Police Detective Inspector Scott Beard said this information is being revealed with reluctance, because of public speculation.
He said police investigating the death are looking for a shovel that could be anywhere between Scenic Drive and central Auckland.
It is an Atlas Trade Hardwood Long Handle Round Mouth Shovel.
The 26-year old man accused for murdering Miss Millane appeared in the Auckland Distric Court yesterday and has interim name suppression.
Meanwhile, the Justice Minister said British media were undermining the judicial process by publishing suppressed details of the man.
Andrew Little said the overseas media's actions were "hurtful" towards the Millane family when the defence counsel was looking for every opportunity to force a mistrial.
Mr Little said it was one thing for an innocent person to go to trial but it was equally unjust if a guilty person got to walk free because the justice system had failed.
"It will not do justice to the Millane family if the accused in this case gets to walk away from facing justice because somebody else has disclosed his details and he is able to say he won't get a fair trial.
"That's why we have suppression rules - like them or not", he said.
The actions of the overseas media, and whoever had furnished them with details was "unfortunate", said Mr Little.

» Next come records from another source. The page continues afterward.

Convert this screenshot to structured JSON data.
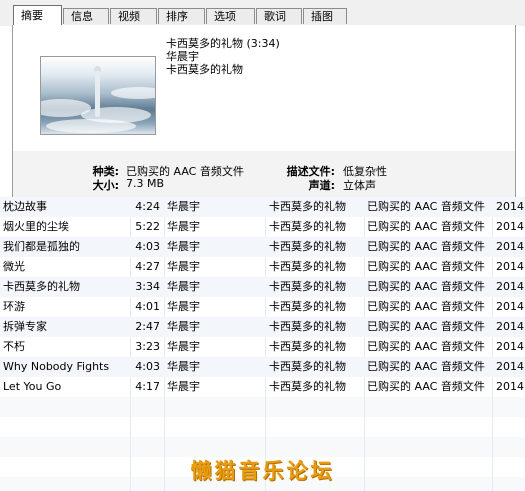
{
  "tabs": [
    "摘要",
    "信息",
    "视频",
    "排序",
    "选项",
    "歌词",
    "插图"
  ],
  "active_tab": "摘要",
  "summary": {
    "title_line": "卡西莫多的礼物 (3:34)",
    "artist": "华晨宇",
    "album": "卡西莫多的礼物",
    "kind_label": "种类:",
    "kind_value": "已购买的 AAC 音频文件",
    "size_label": "大小:",
    "size_value": "7.3 MB",
    "desc_label": "描述文件:",
    "desc_value": "低复杂性",
    "channels_label": "声道:",
    "channels_value": "立体声"
  },
  "tracks": [
    {
      "name": "枕边故事",
      "time": "4:24",
      "artist": "华晨宇",
      "album": "卡西莫多的礼物",
      "kind": "已购买的 AAC 音频文件",
      "year": "2014"
    },
    {
      "name": "烟火里的尘埃",
      "time": "5:22",
      "artist": "华晨宇",
      "album": "卡西莫多的礼物",
      "kind": "已购买的 AAC 音频文件",
      "year": "2014"
    },
    {
      "name": "我们都是孤独的",
      "time": "4:03",
      "artist": "华晨宇",
      "album": "卡西莫多的礼物",
      "kind": "已购买的 AAC 音频文件",
      "year": "2014"
    },
    {
      "name": "微光",
      "time": "4:27",
      "artist": "华晨宇",
      "album": "卡西莫多的礼物",
      "kind": "已购买的 AAC 音频文件",
      "year": "2014"
    },
    {
      "name": "卡西莫多的礼物",
      "time": "3:34",
      "artist": "华晨宇",
      "album": "卡西莫多的礼物",
      "kind": "已购买的 AAC 音频文件",
      "year": "2014"
    },
    {
      "name": "环游",
      "time": "4:01",
      "artist": "华晨宇",
      "album": "卡西莫多的礼物",
      "kind": "已购买的 AAC 音频文件",
      "year": "2014"
    },
    {
      "name": "拆弹专家",
      "time": "2:47",
      "artist": "华晨宇",
      "album": "卡西莫多的礼物",
      "kind": "已购买的 AAC 音频文件",
      "year": "2014"
    },
    {
      "name": "不朽",
      "time": "3:23",
      "artist": "华晨宇",
      "album": "卡西莫多的礼物",
      "kind": "已购买的 AAC 音频文件",
      "year": "2014"
    },
    {
      "name": "Why Nobody Fights",
      "time": "4:03",
      "artist": "华晨宇",
      "album": "卡西莫多的礼物",
      "kind": "已购买的 AAC 音频文件",
      "year": "2014"
    },
    {
      "name": "Let You Go",
      "time": "4:17",
      "artist": "华晨宇",
      "album": "卡西莫多的礼物",
      "kind": "已购买的 AAC 音频文件",
      "year": "2014"
    }
  ],
  "watermark": "懒猫音乐论坛"
}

He said while the internet was "one thing", ensuring a fair trail was another.
"If we want to make sure the police, the meticulous work in putting together the case, to prove beyond reasonable doubt isn't in vain, we've got to make sure people get a fair trial."
There was nothing New Zealand authorities could do to stop media overseas from publishing suppressed information, said Mr Little.
"What we can do, and need to do is to act as tightly as we can here, this is where the trial will take place."
Mr Little said he will attend a vigil being held in Wellington tomorrow night if his diary allows.
National leader Simon Bridges said he understood the need for name supression, especially in the early days of an arrest.
He said that gave time for the person charged to organise their own affairs, but it also meant the job for police was easier as it lessened the risk the "well would be poisoned" when the police were conducting witness interviews.
But he said if a reasonable change to suppression laws was presented to the National Party, that was something he would consider.